→ THE PROBLEM
Repeat the data in full. No line may differ from the original.

+---+

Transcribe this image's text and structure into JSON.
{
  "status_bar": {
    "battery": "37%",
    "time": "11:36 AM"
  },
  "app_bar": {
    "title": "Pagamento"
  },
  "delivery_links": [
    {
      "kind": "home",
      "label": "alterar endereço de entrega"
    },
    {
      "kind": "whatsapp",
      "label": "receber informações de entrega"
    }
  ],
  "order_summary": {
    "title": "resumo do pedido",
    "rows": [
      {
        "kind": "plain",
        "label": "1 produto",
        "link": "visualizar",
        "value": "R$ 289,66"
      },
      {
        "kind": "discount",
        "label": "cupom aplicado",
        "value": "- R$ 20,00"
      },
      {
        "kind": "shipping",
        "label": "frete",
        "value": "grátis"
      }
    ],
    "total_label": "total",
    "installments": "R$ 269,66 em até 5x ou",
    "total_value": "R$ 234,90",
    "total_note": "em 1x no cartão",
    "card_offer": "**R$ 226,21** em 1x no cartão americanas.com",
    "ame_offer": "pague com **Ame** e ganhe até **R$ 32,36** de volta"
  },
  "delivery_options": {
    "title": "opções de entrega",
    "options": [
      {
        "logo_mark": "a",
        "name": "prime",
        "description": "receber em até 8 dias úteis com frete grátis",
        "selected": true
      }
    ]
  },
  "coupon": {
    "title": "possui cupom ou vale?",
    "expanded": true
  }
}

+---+

→ TASK RESPONSE
Transcribe this image's text and structure into JSON.
{
  "status_bar": {
    "battery": "37%",
    "time": "11:36 AM"
  },
  "app_bar": {
    "title": "Pagamento"
  },
  "delivery_links": [
    {
      "kind": "home",
      "label": "alterar endereço de entrega"
    },
    {
      "kind": "whatsapp",
      "label": "receber informações de entrega"
    }
  ],
  "order_summary": {
    "title": "resumo do pedido",
    "rows": [
      {
        "kind": "plain",
        "label": "1 produto",
        "link": "visualizar",
        "value": "R$ 289,66"
      },
      {
        "kind": "discount",
        "label": "cupom aplicado",
        "value": "- R$ 20,00"
      },
      {
        "kind": "shipping",
        "label": "frete",
        "value": "grátis"
      }
    ],
    "total_label": "total",
    "installments": "R$ 269,66 em até 5x ou",
    "total_value": "R$ 234,90",
    "total_note": "em 1x no cartão",
    "card_offer": "**R$ 226,21** em 1x no cartão americanas.com",
    "ame_offer": "pague com **Ame** e ganhe até **R$ 32,36** de volta"
  },
  "delivery_options": {
    "title": "opções de entrega",
    "options": [
      {
        "logo_mark": "a",
        "name": "prime",
        "description": "receber em até 8 dias úteis com frete grátis",
        "selected": true
      }
    ]
  },
  "coupon": {
    "title": "possui cupom ou vale?",
    "expanded": true
  }
}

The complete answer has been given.